Students Understand the Importance of ERB Tests


(photo courtesy of Leah Klein)

Signs are posted on classroom doors to ensure students have the best testing environment.

Standardized tests are an important part of a student’s academic journey. The Educational Records Bureau (ERB) tests are administered to Benjamin’s lower and middle school students every year. They are not as rigorous as the SATs or the ACTs, but they help prepare students for these incredibly important tests and monitor their overall progress in math and reading. The ERBs are usually taken in the spring (late March or early April) every year. However, with COVID-19 sending the School into virtual classes during March of last year, students were unable to take the ERBs. Now that school has started to return to normalcy, the tests are set to be administered the week of April 12 in the morning during students’ advisory periods. And for only the second year now, they will be administered online.

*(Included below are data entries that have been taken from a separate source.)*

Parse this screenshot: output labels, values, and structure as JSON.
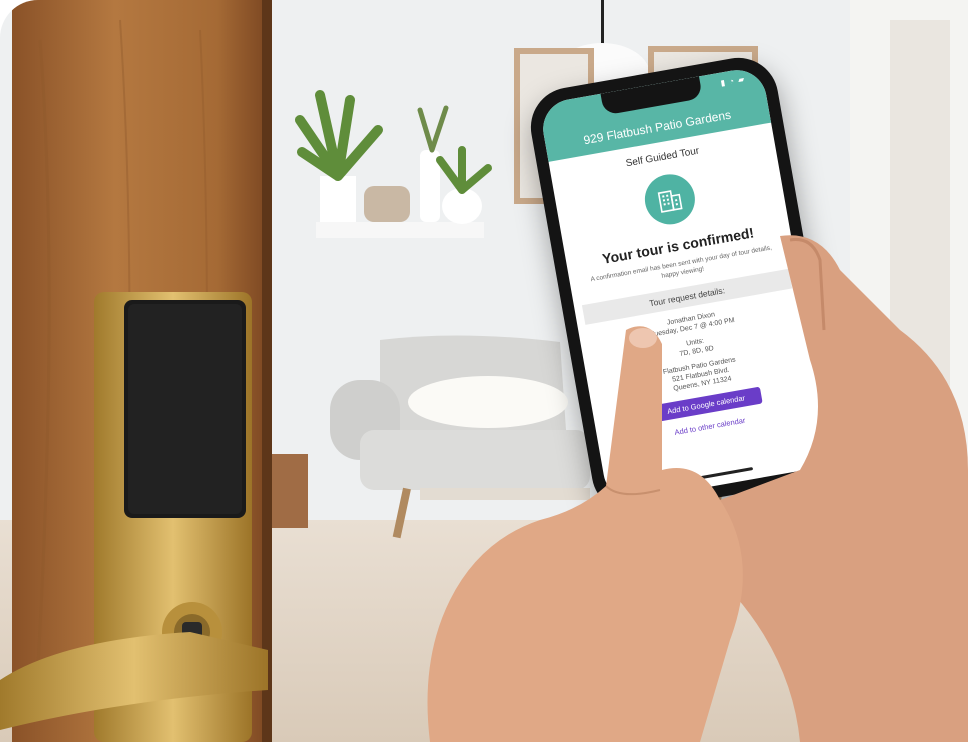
{
  "phone_app": {
    "header_title": "929 Flatbush Patio Gardens",
    "page_subtitle": "Self Guided Tour",
    "building_icon": "building-icon",
    "confirmation_headline": "Your tour is confirmed!",
    "confirmation_note": "A confirmation email has been sent with your day of tour details, happy viewing!",
    "details_header": "Tour request details:",
    "details": {
      "name": "Jonathan Dixon",
      "datetime": "Tuesday, Dec 7 @ 4:00 PM",
      "units_label": "Units:",
      "units": "7D, 8D, 9D",
      "property_name": "Flatbush Patio Gardens",
      "address_line1": "521 Flatbush Blvd.",
      "address_line2": "Queens, NY 11324"
    },
    "google_calendar_button": "Add to Google calendar",
    "other_calendar_link": "Add to other calendar"
  },
  "colors": {
    "header_teal": "#58b6a6",
    "accent_purple": "#6a3dc8",
    "door_wood": "#a86a3a",
    "lock_gold": "#c9a24a"
  }
}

“Previously we’ve done [ERBs] on paper,” said Math Department Chair Mrs. Cathy Hansen. “This year we are transitioning [with the] technology, so they will all be done online.”

Both students and teachers alike recognize the importance of standardized testing.

“[ERBs] are important so we can do a comparison from one year to the next to see growth,” said Hansen. “The more you practice taking standardized tests, the more you are apt to be successful with them.”

It is important to take [the] ERBs because if you apply to other schools, they need to see how good you are in that subject matter,” said sixth grader Grace Vining. “It is also important because the teachers want to know how well you know the information.”

I think it is important to take ERBs for both the student and the teacher,” said eighth grader Darrow Becker. “Since a lot of what we learn will not be reflected until later in our lives, taking a test that focuses on measuring skills is a great way for both the student and the teacher to understand what one knows and what one doesn’t know.”

“I think it is important to take ERBs to know what skill level we are at and what we have to work on in certain subjects,” said eighth grader Emily Simon. 

Teachers have been doing their part in helping students prepare for the extra work coming with this year’s ERBs.

“Geometry students didn’t have the opportunity to take the algebra I ERBs last year, so to help them retain and remember what they learned previously, we are doing a few packets,” said Hansen.

“I think the review packets we are doing in math will be a big help on the tests,” said Simon, a student in Hansen’s geometry class.

“Mrs. Tanona, my math teacher, gave us a formula sheet and told us that we could use it on some parts of our ERBs,” said Vining. “I think I will do the best in math because I practiced some of the information last summer when I did ALEKS, and so far my teacher in math has prepared us the best.”

In our classes, we are mostly focusing on current work and future assignments, since the ERBs’ material already is covered in the curriculum,” said Becker.  “I can improve by focusing on school and working on each category of the ERBs. I think I will do best in reading comprehension and writing mechanics, as writing is one of my strong suits. I did well on the ERBs two years ago, and it taught me a lot in what I am advanced in and what I need to focus on studying.”

With all the chaos and disruption COVID has caused to academics over the past year, it is comforting  to know that certain standards, like the ERBs, will continue, and it should be taken as a sign that things are going back to normal. Even with there still being kinks to work out with the tests now being online, it is still something to be optimistic about. 

“I believe in the past we’ve done quite well [with ERBs],” said Hansen. “But this is all new and exciting, so I’m going with the positive aspect that our scores will be just as good [as previous years], if not better!”